I often use all three of these techniques when hiking. This especially holds true when hiking up the back of mountains when switchbacks are involved, when loose scree is encountered, and when snow cornices are a feature of the mountain peak. A snow cornice? A what? you may ask. A snow cornice results when prevailing wind blows snow off the top of the mountain causing it to build up on the vertical face of the rock face, creating an artificial snowy trail next to the rock. I say artificial, as these cornices are often no more than a meter wide, and more importantly, a meter thick. It’s super important that you don’t let your dog take you on to a snow cornice, or to allow your dog to walk on the snow, which they will want to do to cool down their blood. Remember, dogs don’t sweat, they radiate excess heat through their foot pads and by panting. A snow cornice will not support your weight, or the weight of your guide dog. Since they normally form at the peeks of mountains, there can be many thousands of feet of open air below a cornice. Look out!
So how did we do?
All three dogs demonstrated comfort and contentment in the forest. They were eager to learn what waited for them at the end of the trail, which is good, since a dog that does not show curiosity also quite often isn’t the brightest. Lead position was competed over by Sherman and Lewis. I expected as much from Sherman, being a large male. But I was surprised by Lewis’s desire to take the lead because I had the impression that he would be more interested in goofing around, than in taking a leadership role. Interesting…
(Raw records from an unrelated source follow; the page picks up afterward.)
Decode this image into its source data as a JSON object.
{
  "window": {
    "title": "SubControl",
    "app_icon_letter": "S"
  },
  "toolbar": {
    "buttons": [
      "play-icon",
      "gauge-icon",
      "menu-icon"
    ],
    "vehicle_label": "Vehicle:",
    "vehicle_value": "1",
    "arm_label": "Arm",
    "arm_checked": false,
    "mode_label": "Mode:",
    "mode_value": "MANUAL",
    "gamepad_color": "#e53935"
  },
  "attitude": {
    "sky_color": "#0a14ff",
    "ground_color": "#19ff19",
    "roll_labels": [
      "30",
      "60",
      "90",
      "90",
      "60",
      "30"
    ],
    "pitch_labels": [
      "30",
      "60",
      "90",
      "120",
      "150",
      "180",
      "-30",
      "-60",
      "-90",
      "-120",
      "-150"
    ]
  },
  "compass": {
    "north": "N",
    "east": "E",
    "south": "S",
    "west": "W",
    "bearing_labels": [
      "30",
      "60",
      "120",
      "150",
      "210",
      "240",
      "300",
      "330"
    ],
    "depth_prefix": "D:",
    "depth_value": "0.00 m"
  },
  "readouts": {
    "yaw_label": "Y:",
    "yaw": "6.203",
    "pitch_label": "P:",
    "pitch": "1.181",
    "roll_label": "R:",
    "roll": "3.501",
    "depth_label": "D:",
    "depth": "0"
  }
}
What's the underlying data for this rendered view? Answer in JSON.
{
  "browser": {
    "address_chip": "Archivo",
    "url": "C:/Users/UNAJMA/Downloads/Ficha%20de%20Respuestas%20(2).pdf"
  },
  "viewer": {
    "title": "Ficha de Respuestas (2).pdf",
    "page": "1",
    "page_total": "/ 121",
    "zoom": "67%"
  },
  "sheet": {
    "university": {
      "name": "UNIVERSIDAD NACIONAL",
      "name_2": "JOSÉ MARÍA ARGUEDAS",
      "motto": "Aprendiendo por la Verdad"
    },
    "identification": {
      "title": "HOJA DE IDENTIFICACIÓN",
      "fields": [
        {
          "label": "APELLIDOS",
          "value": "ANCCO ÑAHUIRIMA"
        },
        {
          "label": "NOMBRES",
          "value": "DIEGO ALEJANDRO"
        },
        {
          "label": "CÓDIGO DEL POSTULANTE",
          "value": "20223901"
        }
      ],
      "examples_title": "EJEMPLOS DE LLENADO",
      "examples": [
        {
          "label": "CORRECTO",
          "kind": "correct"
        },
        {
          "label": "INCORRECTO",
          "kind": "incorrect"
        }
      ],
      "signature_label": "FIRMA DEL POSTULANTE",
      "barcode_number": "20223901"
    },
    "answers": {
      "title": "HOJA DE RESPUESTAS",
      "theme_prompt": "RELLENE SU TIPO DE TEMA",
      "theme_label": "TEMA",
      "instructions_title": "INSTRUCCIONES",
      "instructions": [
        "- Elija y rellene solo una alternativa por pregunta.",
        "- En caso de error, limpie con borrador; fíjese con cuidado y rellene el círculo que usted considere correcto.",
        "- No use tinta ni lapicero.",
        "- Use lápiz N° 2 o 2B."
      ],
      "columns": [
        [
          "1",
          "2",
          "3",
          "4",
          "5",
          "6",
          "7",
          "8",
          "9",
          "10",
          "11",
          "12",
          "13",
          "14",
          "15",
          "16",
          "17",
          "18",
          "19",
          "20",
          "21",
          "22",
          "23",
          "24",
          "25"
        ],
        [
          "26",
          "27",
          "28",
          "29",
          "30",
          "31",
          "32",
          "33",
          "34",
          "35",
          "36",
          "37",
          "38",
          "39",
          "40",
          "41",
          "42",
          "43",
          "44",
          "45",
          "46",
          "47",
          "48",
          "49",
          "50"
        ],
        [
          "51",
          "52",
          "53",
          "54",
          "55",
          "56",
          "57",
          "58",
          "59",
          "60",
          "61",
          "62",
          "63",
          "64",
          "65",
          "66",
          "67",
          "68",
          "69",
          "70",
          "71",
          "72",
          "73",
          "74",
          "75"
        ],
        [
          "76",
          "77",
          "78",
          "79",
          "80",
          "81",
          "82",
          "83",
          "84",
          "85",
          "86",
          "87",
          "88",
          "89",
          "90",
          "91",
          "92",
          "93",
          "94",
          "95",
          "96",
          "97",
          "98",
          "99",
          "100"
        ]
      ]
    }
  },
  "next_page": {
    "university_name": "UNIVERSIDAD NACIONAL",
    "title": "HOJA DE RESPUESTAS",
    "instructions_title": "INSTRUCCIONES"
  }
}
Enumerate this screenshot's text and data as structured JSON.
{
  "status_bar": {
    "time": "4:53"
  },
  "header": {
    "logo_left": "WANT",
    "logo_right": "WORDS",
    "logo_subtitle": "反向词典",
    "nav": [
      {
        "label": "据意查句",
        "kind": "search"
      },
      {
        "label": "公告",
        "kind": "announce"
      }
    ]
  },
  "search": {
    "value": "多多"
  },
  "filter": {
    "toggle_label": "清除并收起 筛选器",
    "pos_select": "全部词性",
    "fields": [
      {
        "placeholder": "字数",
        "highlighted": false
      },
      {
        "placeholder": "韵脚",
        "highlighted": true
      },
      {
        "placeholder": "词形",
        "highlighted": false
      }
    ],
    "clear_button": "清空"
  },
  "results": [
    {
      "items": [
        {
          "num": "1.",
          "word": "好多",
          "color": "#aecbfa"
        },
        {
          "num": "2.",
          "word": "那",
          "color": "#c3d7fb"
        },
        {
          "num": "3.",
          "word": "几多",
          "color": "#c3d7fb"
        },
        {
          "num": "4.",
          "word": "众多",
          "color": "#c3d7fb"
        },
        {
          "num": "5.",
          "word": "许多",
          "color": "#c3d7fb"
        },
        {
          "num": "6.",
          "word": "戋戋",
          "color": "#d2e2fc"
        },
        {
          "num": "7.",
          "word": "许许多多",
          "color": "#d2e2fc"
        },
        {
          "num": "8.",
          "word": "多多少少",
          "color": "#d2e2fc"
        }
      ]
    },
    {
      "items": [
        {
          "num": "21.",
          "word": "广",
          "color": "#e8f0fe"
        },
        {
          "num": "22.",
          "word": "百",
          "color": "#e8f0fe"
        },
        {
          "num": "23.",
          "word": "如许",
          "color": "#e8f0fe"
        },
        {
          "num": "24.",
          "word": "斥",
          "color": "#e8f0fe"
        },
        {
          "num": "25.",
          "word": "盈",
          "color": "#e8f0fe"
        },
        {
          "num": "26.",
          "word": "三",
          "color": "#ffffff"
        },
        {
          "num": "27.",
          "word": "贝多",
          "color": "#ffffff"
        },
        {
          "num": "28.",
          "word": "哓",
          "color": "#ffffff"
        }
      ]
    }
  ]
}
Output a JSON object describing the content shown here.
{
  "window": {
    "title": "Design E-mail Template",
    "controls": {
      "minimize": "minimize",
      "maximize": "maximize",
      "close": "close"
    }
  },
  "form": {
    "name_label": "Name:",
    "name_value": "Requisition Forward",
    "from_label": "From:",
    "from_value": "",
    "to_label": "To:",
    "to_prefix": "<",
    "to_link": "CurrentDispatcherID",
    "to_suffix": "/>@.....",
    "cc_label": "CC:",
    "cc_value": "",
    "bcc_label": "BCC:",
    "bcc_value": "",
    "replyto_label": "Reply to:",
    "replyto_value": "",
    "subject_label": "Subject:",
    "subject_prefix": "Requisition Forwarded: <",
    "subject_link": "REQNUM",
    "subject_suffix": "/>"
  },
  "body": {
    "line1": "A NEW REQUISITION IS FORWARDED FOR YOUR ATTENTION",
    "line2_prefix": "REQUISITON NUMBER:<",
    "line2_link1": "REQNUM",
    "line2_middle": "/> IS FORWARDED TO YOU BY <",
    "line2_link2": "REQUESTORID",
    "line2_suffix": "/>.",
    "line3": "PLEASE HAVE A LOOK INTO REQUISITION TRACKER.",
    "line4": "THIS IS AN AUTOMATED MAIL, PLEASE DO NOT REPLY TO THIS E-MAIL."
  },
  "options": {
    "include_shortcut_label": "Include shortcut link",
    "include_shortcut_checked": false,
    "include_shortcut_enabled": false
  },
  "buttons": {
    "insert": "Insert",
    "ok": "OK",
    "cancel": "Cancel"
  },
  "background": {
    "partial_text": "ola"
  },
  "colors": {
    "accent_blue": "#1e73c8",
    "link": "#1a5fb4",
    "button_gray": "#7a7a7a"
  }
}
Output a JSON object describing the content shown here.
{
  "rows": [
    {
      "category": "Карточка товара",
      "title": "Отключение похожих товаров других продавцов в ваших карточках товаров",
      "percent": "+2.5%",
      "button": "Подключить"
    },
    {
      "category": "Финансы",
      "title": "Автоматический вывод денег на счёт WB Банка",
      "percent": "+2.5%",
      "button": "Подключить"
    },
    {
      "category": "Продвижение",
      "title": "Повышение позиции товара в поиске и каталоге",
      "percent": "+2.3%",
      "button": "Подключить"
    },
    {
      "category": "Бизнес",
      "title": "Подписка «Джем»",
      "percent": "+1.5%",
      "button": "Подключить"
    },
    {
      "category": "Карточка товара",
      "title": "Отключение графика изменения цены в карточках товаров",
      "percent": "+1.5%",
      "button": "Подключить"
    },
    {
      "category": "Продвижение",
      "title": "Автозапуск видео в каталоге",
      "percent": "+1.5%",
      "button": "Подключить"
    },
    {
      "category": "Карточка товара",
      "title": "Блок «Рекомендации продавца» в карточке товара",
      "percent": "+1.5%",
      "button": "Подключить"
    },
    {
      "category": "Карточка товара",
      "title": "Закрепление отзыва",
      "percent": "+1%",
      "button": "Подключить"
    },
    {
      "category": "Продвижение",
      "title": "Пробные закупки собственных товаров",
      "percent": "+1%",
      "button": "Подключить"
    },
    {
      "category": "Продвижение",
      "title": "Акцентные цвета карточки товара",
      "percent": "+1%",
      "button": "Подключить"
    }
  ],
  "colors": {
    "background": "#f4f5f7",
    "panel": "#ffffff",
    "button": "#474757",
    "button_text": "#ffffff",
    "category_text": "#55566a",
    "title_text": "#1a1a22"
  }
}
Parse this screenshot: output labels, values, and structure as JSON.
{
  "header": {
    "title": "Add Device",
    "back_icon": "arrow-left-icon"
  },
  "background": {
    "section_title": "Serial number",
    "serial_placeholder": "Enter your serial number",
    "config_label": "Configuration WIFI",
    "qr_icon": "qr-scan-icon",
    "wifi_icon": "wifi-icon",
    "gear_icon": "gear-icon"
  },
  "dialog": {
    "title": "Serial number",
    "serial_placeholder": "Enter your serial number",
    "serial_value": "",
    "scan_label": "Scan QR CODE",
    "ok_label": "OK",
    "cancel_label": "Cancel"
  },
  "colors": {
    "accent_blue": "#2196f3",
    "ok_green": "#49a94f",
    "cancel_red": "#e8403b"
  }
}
While our hike may not have challenged the dogs technically, given that these are still young guide dog trainees, it would have been irresponsible to push the dogs beyond their comfort and skill level. Technical hikes should only be attempted once you have established a solid working relationship with your guide dog, and the bond between you is strong. Things happen out there in the wild, and you don’t want to sour a brand-new guide dog by pushing it beyond what the two of you have accomplished to date. Build up slowly, learn what works and, especially, what doesn’t, and adjust accordingly the next time you head out.
A few more tips to close: Always keep in mind the safety of your dog’s paws, especially when traversing loose scree or rock. Let the dog pick its path and stay back so you don’t cause rocks to shift and cause injury to their paws. Ware a wide brim hat with a string to hold it on your head. And be sure to wear safety glasses or sunglasses to make sure you don’t get a stick in the eye. Bring water, and make sure your dog knows how to drink from a water bottle – this is something to practice at home outside.